For the past 18 months or so, I have been studying and trying to implement in my mediation practice, techniques from a “discipline” called Narrative Mediation. Narrative Mediation is not new even though it is relatively new to me. John Winslade and Gerald Monk published “Narrative Mediation: A New Approach to Conflict Resolution” in 2000. Winslade and Monk’s work in turn grew out of narrative family therapy concepts in use in Australia since the mid-1980s.

At the risk of over-simplifying, the techniques championed by Winslade, Monk, and others are based upon the idea that people understand facts within the context of a story or narrative. In a conflict, the narratives lead to differing understandings of those “objective” facts. Those narratives are based upon one’s point of view such that the facts are rarely completely objective. In other words, we all see facts through an interpretive lens.  A person’s point of view is in turn dependent on one’s socio-cultural context.  Unpacking the competing, conflict-laced narratives is part of the mediator’s job — according to narrative doctrine it is the whole job.

Consider the following hypothetical: employee has a non-compete and/or a non-disclosure. He leaves his employer and goes to work for a competitor. Whether or not the employee technically complies with the non-compete, the employer sees the move as a betrayal and believes that the employee is using confidential information to compete. Couple this with a predictable defection of customers and the employer “knows” that the employee is violating their agreement.  The only “objective” facts in this narrative are that the employee resigned, is working for a competitor, and the employer has lost some business.

The employee, on the other hand, left the employer because he was passed over for promotion or was slighted in some other way and believes he should be free to work where he is respected. So, he goes to work for a competitor just outside the geographic or other limits of the non-compete or he gets a legal opinion that the non-compete is unenforceable.

Both narratives lead to “legitimate” and hardened positions. The narrative mediator’s job is to help both parties explore the underpinnings of these narratives and understand the other side’s narrative. Even this cursory overview of Narrative Mediation would be incomplete without a mention of the need for the mediator to examine the affect of his or her own socio-cultural context on the competing narratives.
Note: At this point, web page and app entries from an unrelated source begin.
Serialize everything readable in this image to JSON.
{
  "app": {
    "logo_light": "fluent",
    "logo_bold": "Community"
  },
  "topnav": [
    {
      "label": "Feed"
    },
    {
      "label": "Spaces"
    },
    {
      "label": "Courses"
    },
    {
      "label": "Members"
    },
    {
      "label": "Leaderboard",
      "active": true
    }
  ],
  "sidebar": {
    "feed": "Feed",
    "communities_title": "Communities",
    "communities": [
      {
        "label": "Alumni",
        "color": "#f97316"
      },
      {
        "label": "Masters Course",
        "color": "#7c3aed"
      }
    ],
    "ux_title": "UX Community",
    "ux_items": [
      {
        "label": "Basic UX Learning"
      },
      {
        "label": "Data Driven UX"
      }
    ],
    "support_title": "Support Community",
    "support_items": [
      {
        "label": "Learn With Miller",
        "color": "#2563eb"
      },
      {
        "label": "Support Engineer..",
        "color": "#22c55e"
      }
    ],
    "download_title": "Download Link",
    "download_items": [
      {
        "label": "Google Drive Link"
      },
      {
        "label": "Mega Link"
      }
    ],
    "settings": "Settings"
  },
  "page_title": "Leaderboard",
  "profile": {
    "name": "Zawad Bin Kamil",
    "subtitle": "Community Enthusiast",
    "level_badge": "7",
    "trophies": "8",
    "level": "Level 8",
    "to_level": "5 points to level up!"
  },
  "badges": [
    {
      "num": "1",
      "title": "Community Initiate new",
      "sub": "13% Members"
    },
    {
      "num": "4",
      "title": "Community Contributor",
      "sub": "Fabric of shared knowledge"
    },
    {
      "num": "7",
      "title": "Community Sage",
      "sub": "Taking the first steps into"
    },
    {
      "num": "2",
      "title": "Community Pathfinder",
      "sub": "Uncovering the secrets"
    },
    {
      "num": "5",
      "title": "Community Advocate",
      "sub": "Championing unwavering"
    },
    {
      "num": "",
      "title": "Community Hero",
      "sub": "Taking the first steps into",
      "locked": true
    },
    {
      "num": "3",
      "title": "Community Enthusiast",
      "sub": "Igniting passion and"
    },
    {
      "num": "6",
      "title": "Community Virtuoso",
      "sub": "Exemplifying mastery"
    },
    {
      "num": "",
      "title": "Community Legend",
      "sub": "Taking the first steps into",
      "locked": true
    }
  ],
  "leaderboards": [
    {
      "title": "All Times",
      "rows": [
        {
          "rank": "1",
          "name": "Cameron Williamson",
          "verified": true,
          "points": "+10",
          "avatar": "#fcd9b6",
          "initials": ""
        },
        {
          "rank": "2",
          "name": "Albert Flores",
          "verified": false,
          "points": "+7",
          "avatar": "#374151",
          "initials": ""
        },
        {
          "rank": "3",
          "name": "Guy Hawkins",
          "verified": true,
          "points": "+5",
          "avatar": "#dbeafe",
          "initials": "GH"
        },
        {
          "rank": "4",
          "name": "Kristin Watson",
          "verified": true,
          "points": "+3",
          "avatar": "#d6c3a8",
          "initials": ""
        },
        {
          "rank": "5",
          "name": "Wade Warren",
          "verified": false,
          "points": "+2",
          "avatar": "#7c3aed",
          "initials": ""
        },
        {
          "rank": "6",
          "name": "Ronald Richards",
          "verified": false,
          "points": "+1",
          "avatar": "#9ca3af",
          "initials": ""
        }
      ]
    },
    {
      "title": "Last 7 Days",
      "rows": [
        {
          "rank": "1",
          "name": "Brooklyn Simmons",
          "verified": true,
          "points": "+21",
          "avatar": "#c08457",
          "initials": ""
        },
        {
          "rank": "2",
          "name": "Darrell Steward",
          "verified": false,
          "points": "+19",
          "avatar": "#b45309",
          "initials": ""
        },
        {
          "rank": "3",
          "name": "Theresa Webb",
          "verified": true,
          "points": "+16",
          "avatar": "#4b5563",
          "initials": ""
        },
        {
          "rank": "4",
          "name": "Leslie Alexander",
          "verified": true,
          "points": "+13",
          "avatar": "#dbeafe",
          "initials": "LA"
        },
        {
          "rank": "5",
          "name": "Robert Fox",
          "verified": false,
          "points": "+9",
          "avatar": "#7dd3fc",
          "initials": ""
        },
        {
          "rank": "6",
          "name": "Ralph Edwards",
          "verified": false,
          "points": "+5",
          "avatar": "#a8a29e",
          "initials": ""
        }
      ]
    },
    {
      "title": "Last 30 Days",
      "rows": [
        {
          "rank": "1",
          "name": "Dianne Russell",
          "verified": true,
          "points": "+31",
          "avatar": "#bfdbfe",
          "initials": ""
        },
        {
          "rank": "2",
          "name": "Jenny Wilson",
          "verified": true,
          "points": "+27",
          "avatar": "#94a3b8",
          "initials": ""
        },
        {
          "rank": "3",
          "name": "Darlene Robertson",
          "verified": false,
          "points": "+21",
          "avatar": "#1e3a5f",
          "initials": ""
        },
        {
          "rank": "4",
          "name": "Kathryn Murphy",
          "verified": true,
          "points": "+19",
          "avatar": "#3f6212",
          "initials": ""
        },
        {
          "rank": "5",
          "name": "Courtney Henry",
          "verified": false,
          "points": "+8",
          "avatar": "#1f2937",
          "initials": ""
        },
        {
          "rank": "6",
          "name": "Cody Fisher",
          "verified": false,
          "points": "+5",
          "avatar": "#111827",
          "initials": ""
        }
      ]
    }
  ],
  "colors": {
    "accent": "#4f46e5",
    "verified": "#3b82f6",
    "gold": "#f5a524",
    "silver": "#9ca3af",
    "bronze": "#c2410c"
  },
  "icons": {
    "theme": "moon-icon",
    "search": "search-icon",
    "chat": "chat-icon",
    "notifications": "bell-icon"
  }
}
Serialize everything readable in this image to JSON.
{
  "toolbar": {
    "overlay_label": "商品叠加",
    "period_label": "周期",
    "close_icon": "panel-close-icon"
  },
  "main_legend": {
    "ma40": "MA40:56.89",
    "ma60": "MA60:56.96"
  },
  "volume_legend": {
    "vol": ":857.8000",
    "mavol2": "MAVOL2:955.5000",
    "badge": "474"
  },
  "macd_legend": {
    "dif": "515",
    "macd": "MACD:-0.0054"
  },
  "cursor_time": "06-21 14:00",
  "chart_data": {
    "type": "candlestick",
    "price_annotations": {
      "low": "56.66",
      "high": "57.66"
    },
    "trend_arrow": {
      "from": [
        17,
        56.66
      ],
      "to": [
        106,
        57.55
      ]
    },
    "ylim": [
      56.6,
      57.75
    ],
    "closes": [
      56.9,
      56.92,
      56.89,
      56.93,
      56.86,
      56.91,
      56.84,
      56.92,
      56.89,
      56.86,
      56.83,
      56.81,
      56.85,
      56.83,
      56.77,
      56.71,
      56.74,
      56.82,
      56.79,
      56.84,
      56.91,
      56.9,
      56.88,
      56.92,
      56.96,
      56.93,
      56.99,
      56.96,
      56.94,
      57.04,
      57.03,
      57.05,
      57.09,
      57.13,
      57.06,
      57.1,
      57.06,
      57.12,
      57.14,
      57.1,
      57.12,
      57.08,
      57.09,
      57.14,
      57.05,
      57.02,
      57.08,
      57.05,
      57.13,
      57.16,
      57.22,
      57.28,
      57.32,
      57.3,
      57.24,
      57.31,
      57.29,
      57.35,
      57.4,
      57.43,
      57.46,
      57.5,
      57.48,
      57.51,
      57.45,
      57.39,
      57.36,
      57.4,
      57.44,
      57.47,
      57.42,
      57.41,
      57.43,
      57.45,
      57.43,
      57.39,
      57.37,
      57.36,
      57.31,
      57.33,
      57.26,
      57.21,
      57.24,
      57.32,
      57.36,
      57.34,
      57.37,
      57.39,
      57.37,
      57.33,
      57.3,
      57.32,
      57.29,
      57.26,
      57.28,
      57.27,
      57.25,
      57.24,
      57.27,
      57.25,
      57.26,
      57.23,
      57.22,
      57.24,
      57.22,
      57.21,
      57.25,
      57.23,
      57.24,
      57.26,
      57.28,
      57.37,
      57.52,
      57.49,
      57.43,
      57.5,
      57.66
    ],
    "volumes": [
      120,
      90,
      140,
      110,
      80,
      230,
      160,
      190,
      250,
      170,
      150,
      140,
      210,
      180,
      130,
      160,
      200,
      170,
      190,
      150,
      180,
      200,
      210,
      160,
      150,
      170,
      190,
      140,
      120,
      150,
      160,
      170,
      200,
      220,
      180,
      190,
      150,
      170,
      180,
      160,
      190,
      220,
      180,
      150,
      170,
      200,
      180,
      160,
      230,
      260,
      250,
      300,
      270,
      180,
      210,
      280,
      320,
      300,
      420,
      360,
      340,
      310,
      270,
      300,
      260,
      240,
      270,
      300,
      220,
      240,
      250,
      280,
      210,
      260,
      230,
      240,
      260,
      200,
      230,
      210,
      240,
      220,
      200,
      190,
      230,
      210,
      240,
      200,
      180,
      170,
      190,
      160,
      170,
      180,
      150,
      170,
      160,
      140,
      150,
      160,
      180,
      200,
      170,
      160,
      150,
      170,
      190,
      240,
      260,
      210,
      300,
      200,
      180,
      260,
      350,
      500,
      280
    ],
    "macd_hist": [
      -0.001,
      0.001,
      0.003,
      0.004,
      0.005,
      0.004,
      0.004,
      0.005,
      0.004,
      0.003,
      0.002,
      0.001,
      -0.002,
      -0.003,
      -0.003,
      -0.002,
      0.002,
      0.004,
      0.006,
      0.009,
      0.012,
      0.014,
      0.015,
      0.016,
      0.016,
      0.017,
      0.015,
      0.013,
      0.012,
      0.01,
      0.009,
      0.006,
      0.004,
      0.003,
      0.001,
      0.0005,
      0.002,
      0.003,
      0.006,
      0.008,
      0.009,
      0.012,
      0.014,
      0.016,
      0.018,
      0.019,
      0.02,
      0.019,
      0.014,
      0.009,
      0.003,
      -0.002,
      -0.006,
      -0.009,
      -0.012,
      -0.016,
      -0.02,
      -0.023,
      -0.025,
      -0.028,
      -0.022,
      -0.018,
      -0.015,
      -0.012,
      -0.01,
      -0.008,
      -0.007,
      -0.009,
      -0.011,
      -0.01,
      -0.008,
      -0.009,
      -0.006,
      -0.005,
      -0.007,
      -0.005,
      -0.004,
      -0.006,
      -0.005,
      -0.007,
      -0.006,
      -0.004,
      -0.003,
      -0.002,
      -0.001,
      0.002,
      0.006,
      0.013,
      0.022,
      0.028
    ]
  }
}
Good mediators are neutral in the ordinary sense but interpret facts through a narrative too.

Mediators certified for civil cases in North Carolina are trained in what narrative practitioners call problem-solving mediation based upon the tenets of Fisher & Ury’s “Getting to Yes.” As an adherent to the facilitative approach based upon Getting to Yes, I recoil at the “problem-solving” moniker. Nevertheless, there is a lot to learn from the narrative methodology.

So, what tools does narrative mediation offer for a case like our hypothetical?   Follow my blog, as I explore some of the narrative concepts that I have begun employing and discuss how these tools supplement and can improve mediation outcomes.